SAN DIEGO (CNS) - The San Diego-based Institute of Public Strategies reminded residents Tuesday that reduced alcohol usage plays a large part in suicide prevention and increased mental health, especially among teenagers and young adults.
According to the San Diego County Medical Examiner, alcohol use was a factor in 30.8 percent of county suicides in 2016. Data from the National Alliance on Mental Health shows that roughly 29 percent of people with a diagnosed mental illness abuse drugs and/or alcohol. The abuse of alcohol can mask conditions like anxiety and depression, and can also impair judgment and spur impulsive behavior -- two factors that lead to suicidal tendencies, according to IPS.
The risk for teenagers and young adults is especially high because alcohol and drug abuse can hamper mental and physical development. California school districts with students in grades 7-12 are required to develop policies that aid in preventing suicide and reducing the risk of suicide. Teachers are also trained to recognize the signs of drug and alcohol abuse among teens and young adults.
According to IPS, which focuses on public health and safety issues, and the San Diego County Office of Education, helping youth learn about the dangers of alcohol abuse is one of the most important suicide prevention tools educators can use.
"It is common to see substance use disorder coupled with mental disorders,'' said Heather Nemour, project specialist for the SDCOE's Student Support Services department. "Understanding the role of substance use in suicidal behavior and how to intervene early is a critical component of school staff training in reducing youth suicides.''

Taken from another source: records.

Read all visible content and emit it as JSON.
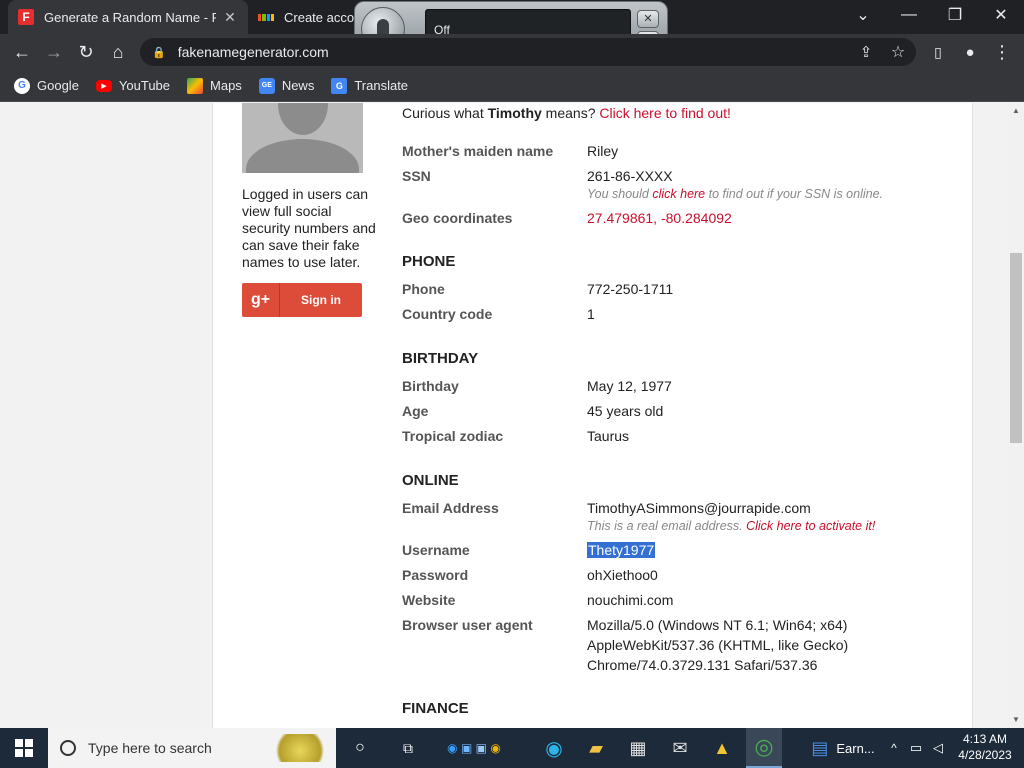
{
  "tabs": [
    {
      "title": "Generate a Random Name - Fake",
      "favicon": "F"
    },
    {
      "title": "Create accou"
    }
  ],
  "speech": {
    "status": "Off"
  },
  "address": {
    "url": "fakenamegenerator.com"
  },
  "bookmarks": [
    "Google",
    "YouTube",
    "Maps",
    "News",
    "Translate"
  ],
  "sidebar": {
    "logged_in_text": "Logged in users can view full social security numbers and can save their fake names to use later.",
    "signin_label": "Sign in",
    "gplus_label": "g+"
  },
  "curious": {
    "prefix": "Curious what ",
    "name": "Timothy",
    "middle": " means? ",
    "link": "Click here to find out!"
  },
  "fields": {
    "maiden_label": "Mother's maiden name",
    "maiden": "Riley",
    "ssn_label": "SSN",
    "ssn": "261-86-XXXX",
    "ssn_note_a": "You should ",
    "ssn_note_link": "click here",
    "ssn_note_b": " to find out if your SSN is online.",
    "geo_label": "Geo coordinates",
    "geo": "27.479861, -80.284092",
    "phone_section": "PHONE",
    "phone_label": "Phone",
    "phone": "772-250-1711",
    "cc_label": "Country code",
    "cc": "1",
    "birthday_section": "BIRTHDAY",
    "birthday_label": "Birthday",
    "birthday": "May 12, 1977",
    "age_label": "Age",
    "age": "45 years old",
    "zodiac_label": "Tropical zodiac",
    "zodiac": "Taurus",
    "online_section": "ONLINE",
    "email_label": "Email Address",
    "email": "TimothyASimmons@jourrapide.com",
    "email_note_a": "This is a real email address. ",
    "email_note_link": "Click here to activate it!",
    "username_label": "Username",
    "username": "Thety1977",
    "password_label": "Password",
    "password": "ohXiethoo0",
    "website_label": "Website",
    "website": "nouchimi.com",
    "ua_label": "Browser user agent",
    "ua_1": "Mozilla/5.0 (Windows NT 6.1; Win64; x64)",
    "ua_2": "AppleWebKit/537.36 (KHTML, like Gecko)",
    "ua_3": "Chrome/74.0.3729.131 Safari/537.36",
    "finance_section": "FINANCE"
  },
  "taskbar": {
    "search_placeholder": "Type here to search",
    "app_label": "Earn...",
    "time": "4:13 AM",
    "date": "4/28/2023"
  }
}
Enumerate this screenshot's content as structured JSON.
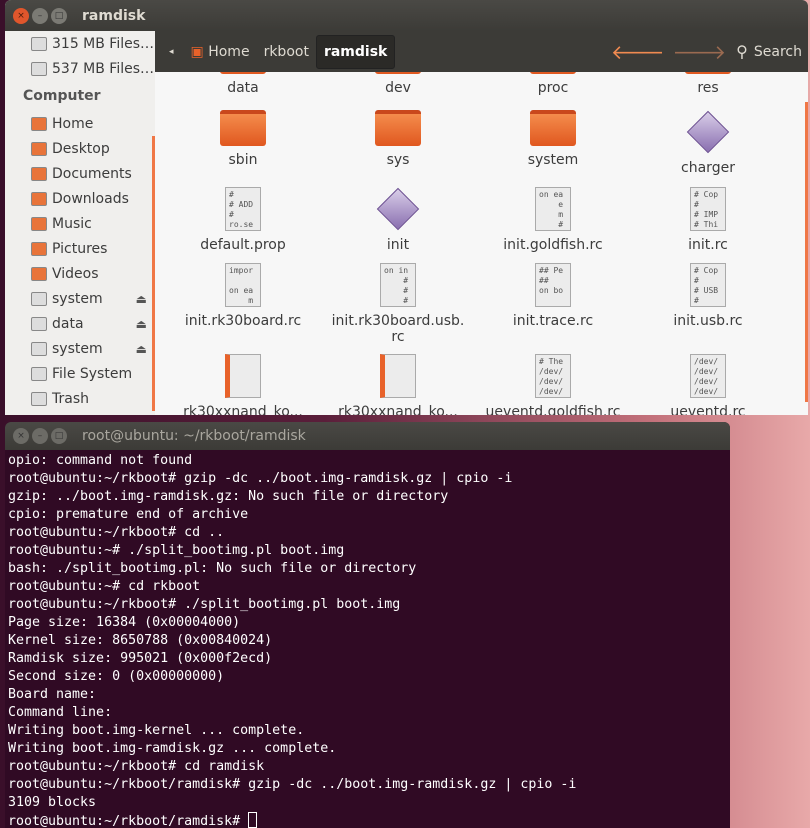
{
  "file_manager": {
    "title": "ramdisk",
    "sidebar": {
      "devices": [
        "315 MB Files…",
        "537 MB Files…"
      ],
      "heading": "Computer",
      "items": [
        {
          "label": "Home",
          "icon": "home-folder-icon"
        },
        {
          "label": "Desktop",
          "icon": "desktop-icon"
        },
        {
          "label": "Documents",
          "icon": "documents-folder-icon"
        },
        {
          "label": "Downloads",
          "icon": "downloads-folder-icon"
        },
        {
          "label": "Music",
          "icon": "music-folder-icon"
        },
        {
          "label": "Pictures",
          "icon": "pictures-folder-icon"
        },
        {
          "label": "Videos",
          "icon": "videos-folder-icon"
        },
        {
          "label": "system",
          "icon": "drive-icon",
          "eject": true
        },
        {
          "label": "data",
          "icon": "drive-icon",
          "eject": true
        },
        {
          "label": "system",
          "icon": "drive-icon",
          "eject": true
        },
        {
          "label": "File System",
          "icon": "filesystem-icon"
        },
        {
          "label": "Trash",
          "icon": "trash-icon"
        }
      ]
    },
    "toolbar": {
      "crumbs": [
        "Home",
        "rkboot",
        "ramdisk"
      ],
      "search": "Search"
    },
    "files": [
      {
        "name": "data",
        "type": "folder"
      },
      {
        "name": "dev",
        "type": "folder"
      },
      {
        "name": "proc",
        "type": "folder"
      },
      {
        "name": "res",
        "type": "folder"
      },
      {
        "name": "sbin",
        "type": "folder"
      },
      {
        "name": "sys",
        "type": "folder"
      },
      {
        "name": "system",
        "type": "folder"
      },
      {
        "name": "charger",
        "type": "exec"
      },
      {
        "name": "default.prop",
        "type": "text",
        "preview": "#\n# ADD\n#\nro.se"
      },
      {
        "name": "init",
        "type": "exec"
      },
      {
        "name": "init.goldfish.rc",
        "type": "text",
        "preview": "on ea\n    e\n    m\n    #"
      },
      {
        "name": "init.rc",
        "type": "text",
        "preview": "# Cop\n#\n# IMP\n# Thi"
      },
      {
        "name": "init.rk30board.rc",
        "type": "text",
        "preview": "impor\n\non ea\n    m"
      },
      {
        "name": "init.rk30board.usb.\nrc",
        "type": "text",
        "preview": "on in\n    #\n    #\n    #"
      },
      {
        "name": "init.trace.rc",
        "type": "text",
        "preview": "## Pe\n##\non bo"
      },
      {
        "name": "init.usb.rc",
        "type": "text",
        "preview": "# Cop\n#\n# USB\n#"
      },
      {
        "name": "rk30xxnand_ko...",
        "type": "binary"
      },
      {
        "name": "rk30xxnand_ko...",
        "type": "binary"
      },
      {
        "name": "ueventd.goldfish.rc",
        "type": "text",
        "preview": "# The\n/dev/\n/dev/\n/dev/"
      },
      {
        "name": "ueventd.rc",
        "type": "text",
        "preview": "/dev/\n/dev/\n/dev/\n/dev/"
      }
    ]
  },
  "terminal": {
    "title": "root@ubuntu: ~/rkboot/ramdisk",
    "lines": [
      "opio: command not found",
      "root@ubuntu:~/rkboot# gzip -dc ../boot.img-ramdisk.gz | cpio -i",
      "gzip: ../boot.img-ramdisk.gz: No such file or directory",
      "cpio: premature end of archive",
      "root@ubuntu:~/rkboot# cd ..",
      "root@ubuntu:~# ./split_bootimg.pl boot.img",
      "bash: ./split_bootimg.pl: No such file or directory",
      "root@ubuntu:~# cd rkboot",
      "root@ubuntu:~/rkboot# ./split_bootimg.pl boot.img",
      "Page size: 16384 (0x00004000)",
      "Kernel size: 8650788 (0x00840024)",
      "Ramdisk size: 995021 (0x000f2ecd)",
      "Second size: 0 (0x00000000)",
      "Board name:",
      "Command line:",
      "Writing boot.img-kernel ... complete.",
      "Writing boot.img-ramdisk.gz ... complete.",
      "root@ubuntu:~/rkboot# cd ramdisk",
      "root@ubuntu:~/rkboot/ramdisk# gzip -dc ../boot.img-ramdisk.gz | cpio -i",
      "3109 blocks"
    ],
    "prompt": "root@ubuntu:~/rkboot/ramdisk# "
  }
}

Local policy can also help reduce alcohol abuse in all demographics, according to the nonprofit, which advocates taking steps to increase alcohol taxes, limit alcohol sales to a certain number of outlets and enforce limits on when alcohol can be sold, using tools like blue laws, to promote healthy lifestyle choices and reduce the risks of abuse and suicide.